08 Sep 2021

The insolvency industry: a case of bad apples amongst good eggs

By Roger Dugan

Roger Dugan, Business Development Director, argues that the role of insolvency practitioners is often misconceived, following allegations of a culture of misconduct within the insolvency sector.

Insolvency and restructuring professionals have recently suffered unduly negative press in the wake of various misconduct findings. While the instances of wrongdoing did indeed involve improper conduct, much of the resulting coverage failed to indicate just how rare misconduct is in the industry. Indeed, in my experience, the corporate rescue and recovery sector is, no different to most other professional sectors. There are of course a few bad apples but the vast majority of professionals, in what can be a highly-pressured, competitive industry where they often encounter challenging demands from different stakeholders, are highly ethical and conscientious.

Of course, it’s easy to see why the wrongdoing in question generated sensational headlines such as that in the Financial Times, which read “Misconduct cases bring UK insolvency ‘wild west’ into focus”. One case cited in the article involved grotesque misconduct relating to an insolvency, which attracted a “£13.5m fine announced this month for KPMG and one of its former partners for helping private equity group HIG force the insolvency of mattress company Silentnight, in order to jettison its £100m pension scheme burden before it bought the business.” Clearly, this is an instance of shocking impropriety. The other case mentioned in the article is one where “Deloitte and two of its former partners were fined a record £1m last year for failing to ensure there was no conflict of interest when they acted as administrators to collapsed electricals chain Comet Group.” Yet it is also important to note that the relevant enforcement mechanisms worked: the misconduct was detected and duly punished.

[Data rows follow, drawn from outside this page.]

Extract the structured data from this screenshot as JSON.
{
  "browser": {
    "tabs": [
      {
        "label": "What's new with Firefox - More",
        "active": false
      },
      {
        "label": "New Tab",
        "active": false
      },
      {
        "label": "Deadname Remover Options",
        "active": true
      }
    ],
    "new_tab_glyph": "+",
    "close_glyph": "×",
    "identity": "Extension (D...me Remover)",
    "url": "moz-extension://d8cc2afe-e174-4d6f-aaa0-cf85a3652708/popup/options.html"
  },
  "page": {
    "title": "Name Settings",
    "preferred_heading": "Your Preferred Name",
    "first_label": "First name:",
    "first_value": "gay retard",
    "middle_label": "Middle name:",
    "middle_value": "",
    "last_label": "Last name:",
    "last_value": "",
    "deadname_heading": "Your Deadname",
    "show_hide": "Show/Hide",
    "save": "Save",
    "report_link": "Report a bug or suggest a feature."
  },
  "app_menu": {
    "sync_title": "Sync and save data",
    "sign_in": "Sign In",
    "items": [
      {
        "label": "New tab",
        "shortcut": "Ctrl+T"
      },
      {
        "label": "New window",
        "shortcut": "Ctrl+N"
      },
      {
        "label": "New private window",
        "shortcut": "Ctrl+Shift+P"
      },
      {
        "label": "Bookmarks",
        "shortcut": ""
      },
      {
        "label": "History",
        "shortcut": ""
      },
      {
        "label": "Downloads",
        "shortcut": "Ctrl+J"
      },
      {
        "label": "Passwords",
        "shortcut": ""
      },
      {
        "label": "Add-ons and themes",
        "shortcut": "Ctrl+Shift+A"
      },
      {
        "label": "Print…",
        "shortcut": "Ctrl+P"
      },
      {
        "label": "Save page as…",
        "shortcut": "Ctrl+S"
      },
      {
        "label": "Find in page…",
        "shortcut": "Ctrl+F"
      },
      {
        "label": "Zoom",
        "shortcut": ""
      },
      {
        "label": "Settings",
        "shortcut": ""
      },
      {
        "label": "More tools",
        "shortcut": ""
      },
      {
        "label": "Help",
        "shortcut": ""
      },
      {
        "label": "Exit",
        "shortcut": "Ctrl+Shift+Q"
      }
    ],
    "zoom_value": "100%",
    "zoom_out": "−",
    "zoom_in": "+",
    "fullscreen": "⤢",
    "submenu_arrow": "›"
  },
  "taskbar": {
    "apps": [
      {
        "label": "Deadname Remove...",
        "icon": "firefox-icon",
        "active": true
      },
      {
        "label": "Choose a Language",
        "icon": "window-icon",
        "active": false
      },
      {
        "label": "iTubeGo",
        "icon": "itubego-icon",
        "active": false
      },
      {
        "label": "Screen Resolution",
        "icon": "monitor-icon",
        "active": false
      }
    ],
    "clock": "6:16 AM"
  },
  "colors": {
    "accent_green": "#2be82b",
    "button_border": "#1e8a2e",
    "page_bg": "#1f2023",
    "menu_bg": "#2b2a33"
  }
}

Yet the Financial Times article extrapolates from such isolated cases of misconduct unfounded concerns about the entire insolvency sector, which the article correctly says “includes an array of independent firms as well as the Big Four accounting groups and their smaller rivals”.  The article even quotes an unnamed “senior auditor” as saying that “In all of the accounting firms the restructuring teams are the wide boys and girls,” and that “auditors and accountants are saints by comparison.”

The tone of this article seems to me a one-sided over generalisation of the “bad apple” perspective. This jaundiced view seems to be based on isolated cases of misconduct and hearsay in the form of colourful statements. It is not a perspective that I think we should subscribe to. In my view, the proper role of restructuring and insolvency professionals is often misconceived, even within the wider accountancy and legal sectors.

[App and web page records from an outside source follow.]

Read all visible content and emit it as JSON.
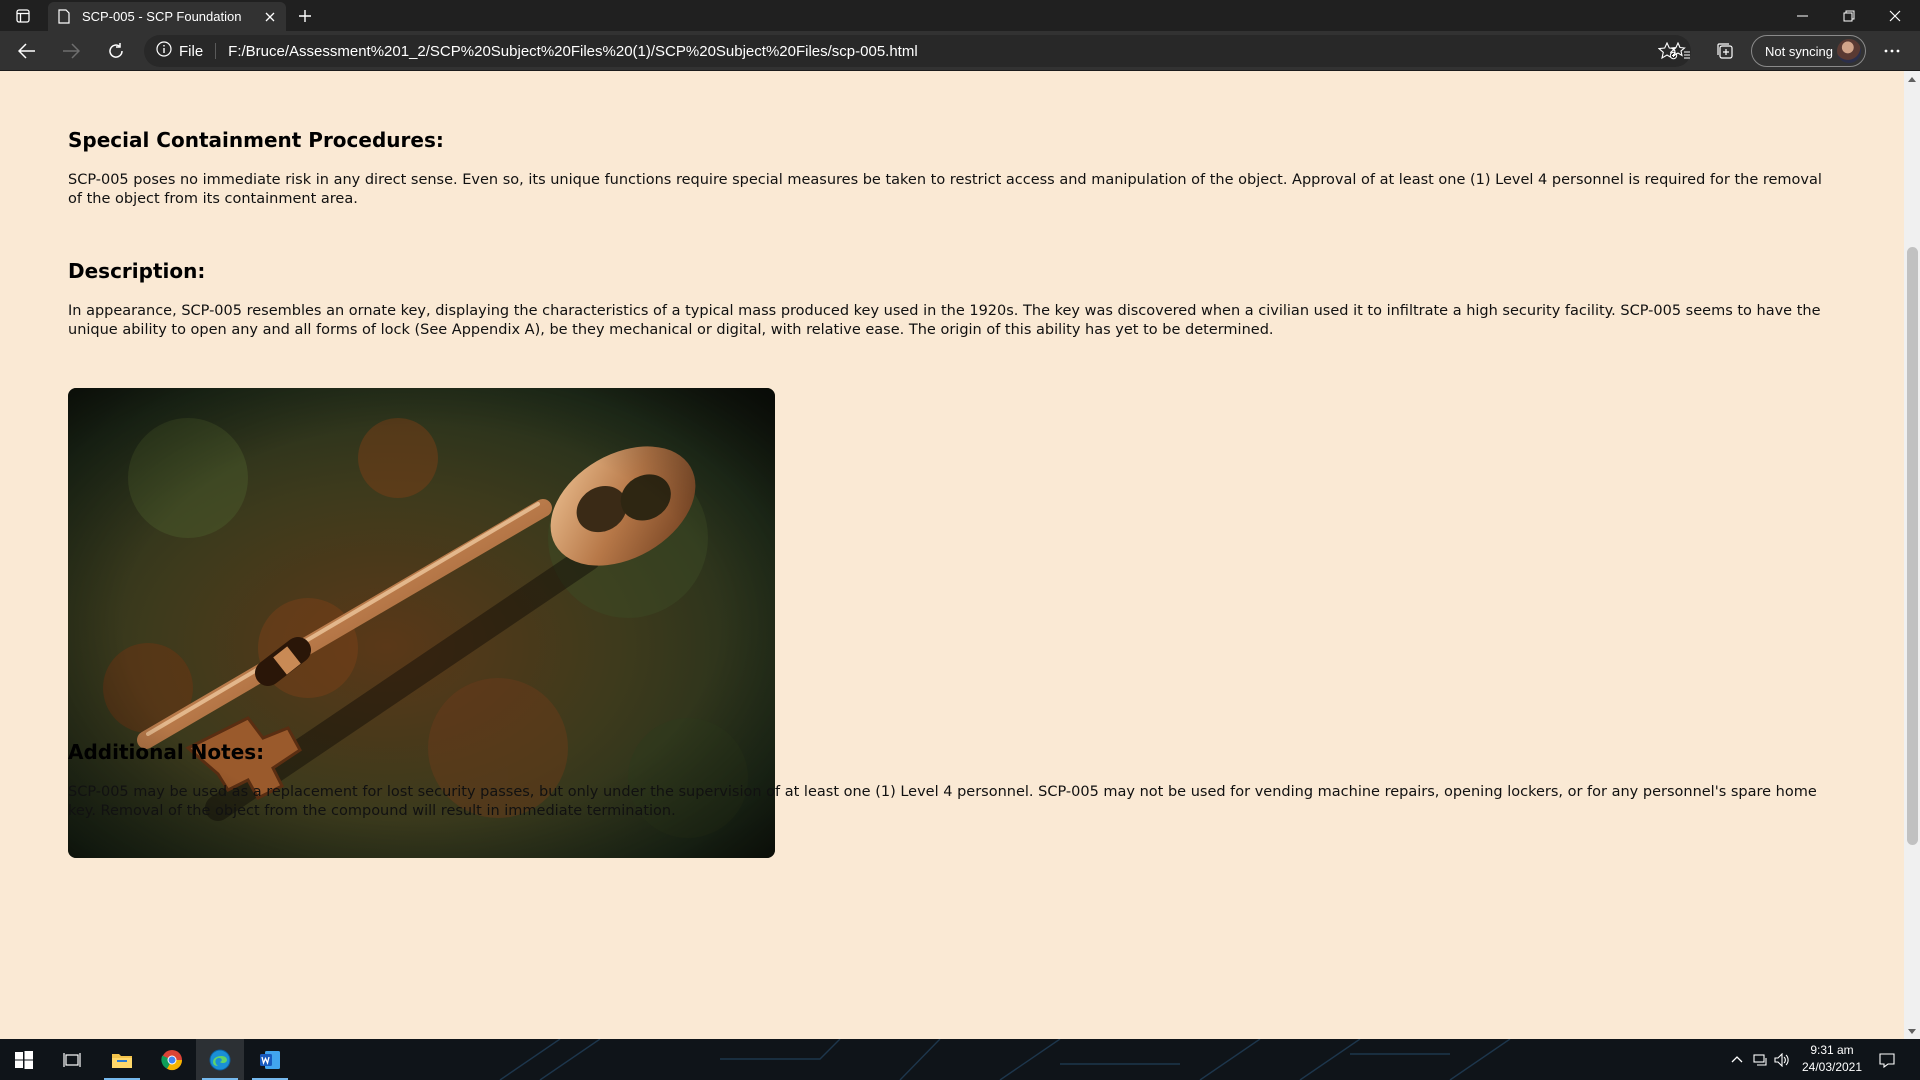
{
  "browser": {
    "tab_title": "SCP-005 - SCP Foundation",
    "site_info_label": "File",
    "url": "F:/Bruce/Assessment%201_2/SCP%20Subject%20Files%20(1)/SCP%20Subject%20Files/scp-005.html",
    "profile_label": "Not syncing"
  },
  "page": {
    "sections": [
      {
        "title": "Special Containment Procedures:",
        "text": "SCP-005 poses no immediate risk in any direct sense. Even so, its unique functions require special measures be taken to restrict access and manipulation of the object. Approval of at least one (1) Level 4 personnel is required for the removal of the object from its containment area."
      },
      {
        "title": "Description:",
        "text": "In appearance, SCP-005 resembles an ornate key, displaying the characteristics of a typical mass produced key used in the 1920s. The key was discovered when a civilian used it to infiltrate a high security facility. SCP-005 seems to have the unique ability to open any and all forms of lock (See Appendix A), be they mechanical or digital, with relative ease. The origin of this ability has yet to be determined."
      },
      {
        "title": "Additional Notes:",
        "text": "SCP-005 may be used as a replacement for lost security passes, but only under the supervision of at least one (1) Level 4 personnel. SCP-005 may not be used for vending machine repairs, opening lockers, or for any personnel's spare home key. Removal of the object from the compound will result in immediate termination."
      }
    ]
  },
  "taskbar": {
    "time": "9:31 am",
    "date": "24/03/2021",
    "apps": [
      "file-explorer",
      "chrome",
      "edge",
      "word"
    ]
  },
  "colors": {
    "page_background": "#fae9d4",
    "browser_chrome": "#202020",
    "toolbar": "#323232"
  }
}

It is important that people better understand the role and function of insolvency practitioners ahead of what is going to be a difficult couple of years. It is widely anticipated that we will probably soon see a wave of insolvencies as the government withdraws its Covid-19 support schemes. The pandemic saw a reduction in the number of insolvencies, as government support such as the Bounce Back and Coronavirus Business Interruption Loan Scheme loans were granted to businesses on a large scale.

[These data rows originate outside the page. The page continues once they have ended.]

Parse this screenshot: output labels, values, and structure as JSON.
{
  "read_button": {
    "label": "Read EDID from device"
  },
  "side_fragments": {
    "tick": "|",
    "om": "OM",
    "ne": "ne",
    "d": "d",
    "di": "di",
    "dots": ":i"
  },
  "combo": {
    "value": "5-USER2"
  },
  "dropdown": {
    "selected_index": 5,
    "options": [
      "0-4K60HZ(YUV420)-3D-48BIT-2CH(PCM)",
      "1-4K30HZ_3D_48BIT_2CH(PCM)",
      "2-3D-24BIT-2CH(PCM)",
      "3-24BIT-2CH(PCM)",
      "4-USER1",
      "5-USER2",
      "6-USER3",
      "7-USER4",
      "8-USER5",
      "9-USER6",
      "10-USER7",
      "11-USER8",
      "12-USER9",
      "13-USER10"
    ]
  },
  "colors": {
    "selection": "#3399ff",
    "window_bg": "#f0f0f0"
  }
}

The data shows that in 2020, the number of UK companies registered for insolvencies decreased by 27 percent when compared to 2019. This pattern is believed to have continued into 2021, as supports were extended. The government’s generous support often had the unintended effect of keeping businesses on the brink of insolvency in a state of suspended animation, the “zombie” company that may often hold back innovation and renewal. An artificially created backlog of insolvencies can therefore be expected to break in the near future.

It’s easy, of course, to crudely associate insolvency practitioners with companies in a state of financial disaster, around which rumours of misdeeds may swirl. Yet that is rather like blaming firefighters for house fires, on the basis that they always seem to be around when there is a fire. Of course, those working in the rescue and restructuring space are only called to the scene when serious problems have already emerged.

When wrongdoing has occurred, however, the phenomenon of guilt by association can arise. Absurdly, insolvency practitioners are often lumped in with other players who are rightly blamed by investors and stakeholders when a company collapses. Yet insolvency practitioners have of course merely “arrived at the scene of the accident” in order to rescue the business or minimise the damage. It is only with support from creditors and others, including funders, that they will be able to bring those who are truly culpable to account.

Media headlines surrounding insolvencies tend to focus only on newsworthy failures of large high street companies. This focus on high-profile business collapses overlooks the reality that the vast bulk of work done by insolvency practitioners involves providing turnaround advice when consulted early, thereby saving businesses and jobs. Even where a business must ultimately be wound up, insolvency practitioners can use their expertise to help salvage as much as possible, reducing losses, which is to the benefit of employees, shareholders and creditors. If UK insolvency is akin to the “wild west”, then I think it’s clear that insolvency and restructuring practitioners are staunchly on the side of law and order.